I dance while I’m cleaning. I don’t mean in that surrealistic ‘50s-housewife-pitching-a-cleaning-product way. I don’t put on make-up and set my hair before I do it. I don’t even turn on music. I do put on two custom designed mopping shoes, tap into the show tunes selections in my mind and slide my feet around the hardwood, slate and vinyl surfaces in my house. I call it the mop-footed soft-shoe.

I love to dance old-fashioned ballroom style. If I could come back as a different person, I would be Ginger Rogers. Actually, I would be Vera-Ellen, but not many folks under 50 know who I’m talking about. My husband doesn’t like to dance, and therefore I don’t do a lot of dancing in my daily life. Dance clubs aren’t for me, and just putting on some music and be-bopping alone isn’t very satisfying.

I also like to clean. Not only do I enjoy a clean house, but I find that efficiently cleaning a 2700 square foot house is a great cardiovascular workout. On cleaning days, I don’t feel guilty about not having a gym membership or being too lazy to put on my walking shoes and walking.

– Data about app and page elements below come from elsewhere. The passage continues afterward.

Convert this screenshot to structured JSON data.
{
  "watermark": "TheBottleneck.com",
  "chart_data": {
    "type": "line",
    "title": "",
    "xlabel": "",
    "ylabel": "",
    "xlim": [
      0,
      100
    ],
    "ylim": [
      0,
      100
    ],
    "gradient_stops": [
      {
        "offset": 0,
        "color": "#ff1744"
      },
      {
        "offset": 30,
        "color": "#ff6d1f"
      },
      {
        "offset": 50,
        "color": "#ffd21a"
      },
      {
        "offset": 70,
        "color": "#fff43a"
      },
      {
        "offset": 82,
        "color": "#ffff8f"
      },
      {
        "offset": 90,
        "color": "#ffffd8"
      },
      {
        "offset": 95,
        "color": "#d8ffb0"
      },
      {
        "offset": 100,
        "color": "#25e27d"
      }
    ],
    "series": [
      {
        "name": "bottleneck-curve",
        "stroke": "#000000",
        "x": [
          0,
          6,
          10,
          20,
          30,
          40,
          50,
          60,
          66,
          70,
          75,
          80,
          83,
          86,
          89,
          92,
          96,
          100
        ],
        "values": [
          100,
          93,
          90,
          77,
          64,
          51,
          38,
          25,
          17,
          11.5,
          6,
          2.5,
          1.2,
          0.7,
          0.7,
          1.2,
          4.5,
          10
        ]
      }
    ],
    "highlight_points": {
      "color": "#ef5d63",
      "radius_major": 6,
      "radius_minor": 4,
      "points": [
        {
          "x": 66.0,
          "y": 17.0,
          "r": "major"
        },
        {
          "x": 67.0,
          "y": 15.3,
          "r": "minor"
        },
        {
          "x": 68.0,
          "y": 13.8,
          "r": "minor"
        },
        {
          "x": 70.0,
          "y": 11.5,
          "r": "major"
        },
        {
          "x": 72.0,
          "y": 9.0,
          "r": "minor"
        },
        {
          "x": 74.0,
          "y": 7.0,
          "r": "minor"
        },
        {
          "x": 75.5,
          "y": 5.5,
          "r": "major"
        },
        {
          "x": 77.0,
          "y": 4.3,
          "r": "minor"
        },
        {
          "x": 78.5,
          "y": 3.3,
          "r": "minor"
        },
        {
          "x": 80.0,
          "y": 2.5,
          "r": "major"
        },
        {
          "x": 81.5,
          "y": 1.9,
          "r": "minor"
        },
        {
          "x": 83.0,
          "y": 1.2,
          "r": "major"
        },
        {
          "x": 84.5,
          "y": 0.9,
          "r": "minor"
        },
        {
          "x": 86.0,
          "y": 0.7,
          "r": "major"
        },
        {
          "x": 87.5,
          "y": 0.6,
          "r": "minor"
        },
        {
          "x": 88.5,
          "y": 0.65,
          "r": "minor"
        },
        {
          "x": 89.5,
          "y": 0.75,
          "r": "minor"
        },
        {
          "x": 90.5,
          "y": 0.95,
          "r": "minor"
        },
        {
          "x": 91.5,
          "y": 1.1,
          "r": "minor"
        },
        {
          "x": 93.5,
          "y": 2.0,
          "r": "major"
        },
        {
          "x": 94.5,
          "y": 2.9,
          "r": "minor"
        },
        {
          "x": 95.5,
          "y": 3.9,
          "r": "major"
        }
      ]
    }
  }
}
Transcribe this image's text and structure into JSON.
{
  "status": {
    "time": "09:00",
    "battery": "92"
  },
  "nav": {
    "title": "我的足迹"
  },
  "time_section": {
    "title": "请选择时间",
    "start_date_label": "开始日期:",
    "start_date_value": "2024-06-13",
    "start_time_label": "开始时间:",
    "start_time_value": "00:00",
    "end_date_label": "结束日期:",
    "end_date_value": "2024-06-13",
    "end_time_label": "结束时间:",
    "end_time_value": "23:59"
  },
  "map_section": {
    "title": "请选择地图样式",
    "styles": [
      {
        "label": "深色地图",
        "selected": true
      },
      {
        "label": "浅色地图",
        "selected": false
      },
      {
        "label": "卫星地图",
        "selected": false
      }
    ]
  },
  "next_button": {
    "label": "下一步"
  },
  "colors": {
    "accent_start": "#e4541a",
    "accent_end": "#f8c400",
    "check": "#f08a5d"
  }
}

My three-year-old has a bit of an obsessive compulsive streak and likes to clean too. When he was old enough, I started devising ways to make cleaning a game. Back when I was pregnant with him, I switched to a nontoxic white vinegar and water mixture which is a wonderful cleaner and I feel totally safe with it around my kids.
Cleaning bathrooms and kitchens with a 3-foot person is easy. He does all the low surfaces and I do the high ones. He lost interest in vacuuming a while ago, so I do that solo. One challenge I had was cleaning the floors with a partner. It was too easy for a wet mop to get out of control and leave a sloppy mess all over everything once Tyrian had shown me his special mopping techniques. One thing I don’t like to do is clean up after cleaning. Getting on our hands and knees with rags wasn’t fun for either of us. I tried giving him a squirt bottle with vinegar water and had him spray while I mopped up, but he decided it was more fun to supersaturate one spot rather than cover the entire floor surface. But that one spot sure was clean.

One day, I had the idea of having us both put rags under our feet and shuffle our way across the floor. It was the beginning of the mop-footed soft-shoe. It’s actually more like ice skating than soft-shoe since the point is never to lift your feet while the rag is picking up dirt. We slip and slide, make figure eights, lunge under tables and point our toes to get into corners. No one has actually twirled yet, but maybe someday that will make it into the choreography. We cover a lot of floor fast, and the weight of our bodies on the rags picks up dirt very effectively.

Now for the part that will probably frighten my friends and family: I do the mop-footed soft-shoe when the kids aren’t around too. That’s why I upgraded from rags to a pair of replacement mop heads that fit my feet surprisingly well. I’m getting my dancing fix while I’m cleaning, with all the wonderful spiritual and physical rewards dance brings to the human body. That’s what I call clean and refreshing.